Linwood Barclay: Master of his Genre

It isn’t every author who can count Stephen King among their fans. King has referred to international bestselling author Linwood Barclay as “a master of suspense.” Barclay’s own story is full of twists and turns, and a slow steady build to his becoming one of Canada’s most successful living writers.

Barclay was a columnist for the Toronto Star for many years, writing his novels sporadically with limited success before getting a big break in 2008. His fifth book, No Time for Goodbye, was featured on the BBC’s Richard & Judy summer reading list and took off in the UK, followed by Spain, Portugal and Japan. “That was almost like getting shot out of a cannon,” says Barclay.

It wasn’t long after that he became well known and popular in North America. “That was really the point where I left my day job. I am a fiscally conservative person. Who leaves a job with a dental plan, a pension? Who would dare do such a thing? But I thought, I can do this now,” recounts Barclay.

Since then, he has written more than 20 novels. Not to be pigeon-holed, his repertoire is impressive. He has written a memoir, children’s books, anthologies and political commentaries, along with what he is best known for, thrillers. Many of his books have been optioned for film and television, a series has been made in France, and he wrote the screenplay for the film based on his novel Never Saw it Coming.

“All I ever wanted to do when I was a teenager was to write movies for television,” says Barclay. “Now that I have the opportunity; I find out it’s a bit frustrating. In the movie and TV world a lot of work gets done that never comes to fruition.”

With a seemingly inexhaustible reservoir of ideas, Barclay’s aptitude for clever plots has fans eager for each new release. In the realm of how did they ever come up with that idea, Barclay has completed a book that is waiting in the wings and promises to deliver a healthy dose of suspense. “I did this other book about three years ago. It is different than anything I have done. I call it Jurassic Park with self-driving cars. We aren’t sure what we are going to do with it but we have come up with a title, Look Both Ways,” says Barclay.

His most recently released book, Find You First, is full of twists and turns, and offers an inventive take on what could happen if …

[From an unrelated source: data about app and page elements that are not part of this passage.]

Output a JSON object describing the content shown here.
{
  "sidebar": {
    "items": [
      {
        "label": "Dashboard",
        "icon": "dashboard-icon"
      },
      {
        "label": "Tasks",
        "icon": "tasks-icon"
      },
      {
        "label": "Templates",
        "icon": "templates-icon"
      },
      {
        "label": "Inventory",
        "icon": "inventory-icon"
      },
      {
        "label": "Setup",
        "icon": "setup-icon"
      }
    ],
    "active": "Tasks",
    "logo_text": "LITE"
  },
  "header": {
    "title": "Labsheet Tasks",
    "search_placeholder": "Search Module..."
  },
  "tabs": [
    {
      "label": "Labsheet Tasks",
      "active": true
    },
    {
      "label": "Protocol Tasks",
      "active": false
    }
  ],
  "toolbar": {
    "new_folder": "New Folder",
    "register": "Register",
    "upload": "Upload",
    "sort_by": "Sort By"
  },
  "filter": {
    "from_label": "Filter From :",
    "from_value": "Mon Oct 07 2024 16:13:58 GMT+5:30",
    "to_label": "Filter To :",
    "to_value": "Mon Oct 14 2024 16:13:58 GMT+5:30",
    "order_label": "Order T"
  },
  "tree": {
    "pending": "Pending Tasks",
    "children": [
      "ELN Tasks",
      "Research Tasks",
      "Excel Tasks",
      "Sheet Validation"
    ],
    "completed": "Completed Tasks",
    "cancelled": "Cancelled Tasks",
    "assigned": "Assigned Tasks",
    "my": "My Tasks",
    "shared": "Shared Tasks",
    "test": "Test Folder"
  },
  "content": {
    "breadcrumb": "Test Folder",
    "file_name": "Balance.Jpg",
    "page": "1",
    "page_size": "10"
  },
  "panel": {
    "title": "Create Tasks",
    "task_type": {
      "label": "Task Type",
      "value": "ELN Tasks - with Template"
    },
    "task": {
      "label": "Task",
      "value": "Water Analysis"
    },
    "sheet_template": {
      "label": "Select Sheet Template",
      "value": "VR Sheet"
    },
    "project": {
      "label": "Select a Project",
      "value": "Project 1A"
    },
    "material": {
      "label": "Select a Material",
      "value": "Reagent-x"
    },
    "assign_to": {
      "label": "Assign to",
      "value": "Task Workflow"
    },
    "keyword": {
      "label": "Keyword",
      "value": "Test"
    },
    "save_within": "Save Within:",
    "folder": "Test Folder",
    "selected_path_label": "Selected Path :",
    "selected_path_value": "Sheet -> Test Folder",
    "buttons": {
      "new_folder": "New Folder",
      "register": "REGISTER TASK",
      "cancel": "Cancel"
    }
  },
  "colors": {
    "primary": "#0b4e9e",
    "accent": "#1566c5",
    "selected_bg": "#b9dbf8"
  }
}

Since this interview, Barclay has tweeted: “the title of my next novel, out in 2022, is (drum roll, please) Take Your Breath Away, because that’s exactly what it’s going to do when you read it.” The book will be released in Canada on May 17.

“Starts with a bang and ends with an even bigger one. Barclay is a terrific writer, but he’s outdone himself with this. It’s the best book of his career. I couldn’t put it down, and you won’t be able to, either. If you enjoy thrillers, this is the real deal. It never lets up.”

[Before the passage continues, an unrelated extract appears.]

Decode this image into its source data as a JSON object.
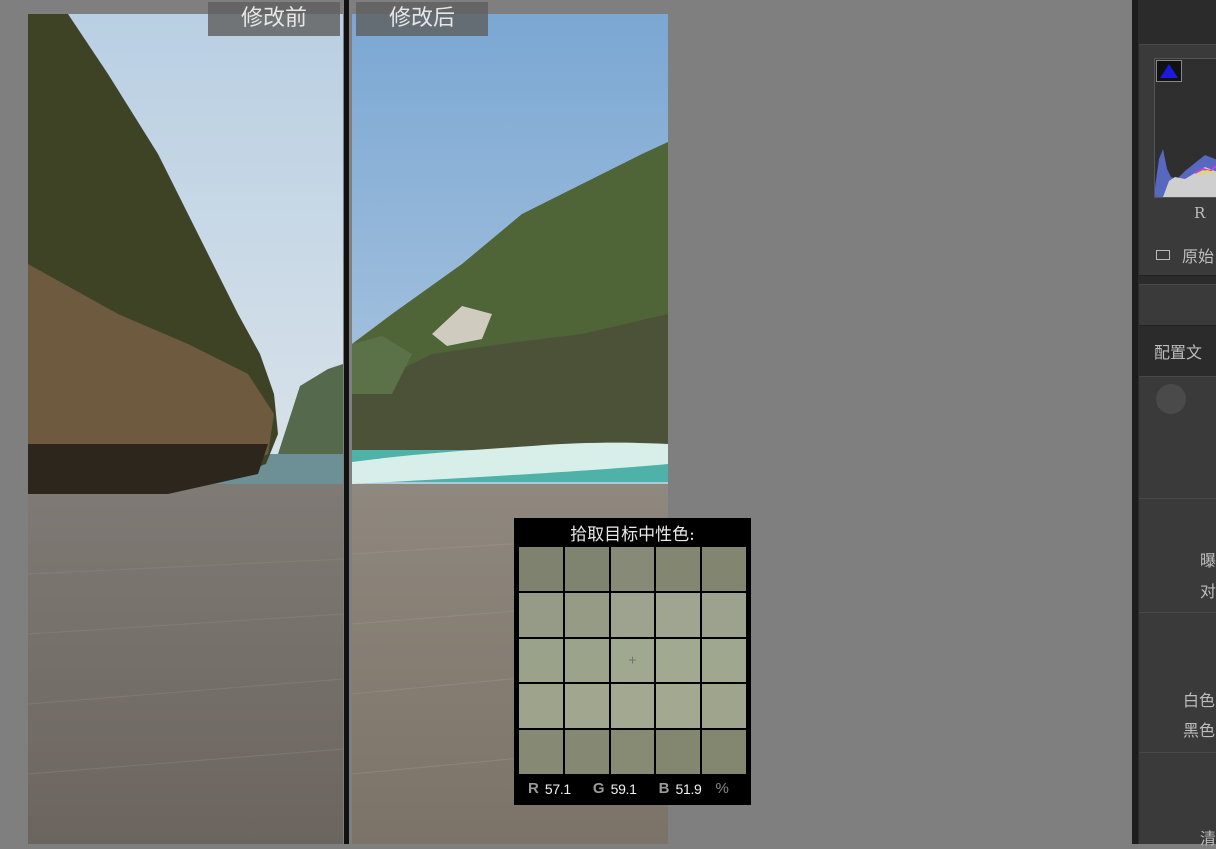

Stephen King on Find You First


The reluctant Caretaker

Barclay was just four when his family moved to Canada from the United States. His father was a talented commercial artist and a skilled carpenter. “He worked in Toronto creating drawings of Fords and Chevrolets and Cadillacs that would appear in the pages of Life, Look, The Saturday Evening Post. He even had the same agent as Salvador Dali for a time,” says Barclay.

The onset of photography created less demand for commercial artists and his father found himself out of work. Barclay’s mother’s desire to leave the city to live her dream by owning a trailer park ruled. Barclay was 11 when the family made the move to Green Acres near Peterborough, ON.

At first the cabins and trailers nestled on the banks of Pigeon Lake, along with acres to explore, were the stuff of kids’ dreams, but when his father died 16-year-old Barclay become the caretaker and repair person on the property. His mom didn’t like to hire professionals, preferring to save money. Barclay notes he doesn’t ascribe to that thinking “we always call professionals.”

“My daily chores included cutting nearly 10 acres of grass, cleaning toilets, fixing broken pipes − there was always one bursting somewhere, burying deep in the woods the fish guts left behind in a pail after our guests cleaned their catch at a table down by the lake, selling gas, scrubbing out boats littered with seaweed, worms and dirt, and ensuring there was a steady supply of toilet paper in the communal bathrooms,” recalls Barclay.

With an interest in and a flair for writing from a very young age, Barclay would craft stories while on the riding-mower.

He met his wife Neetha while attending Trent University. After graduating Barclay accepted a job at the local paper and was permanently relieved of his fix-it and caretaking duties at Green Acres. He moved to the Toronto Star in 1981 and eventually landed a gig there writing a humour column until he decided to become a full-time novelist.



Barclay was first introduced to model trains by his father when he was five or six. Today Barclay has an impressive train setup in his basement. A disciplined writer who puts in a full working day, he likes to unwind by working on it or just looking at it.

“When you spend your whole day imagining a world on a computer screen, it is nice to work with your hands and clear your head.”

After a move to Toronto a few years ago he had to reconstruct the layout. “ I got a lot of help from our son Spencer. He is working for Little Canada building amazing things. When the pandemic restrictions aren’t in place, he has been over here building amazing things in my basement, like the Niagara Escarpment.”


*Little Canada is the Canadian landmarks in miniature attraction in Toronto.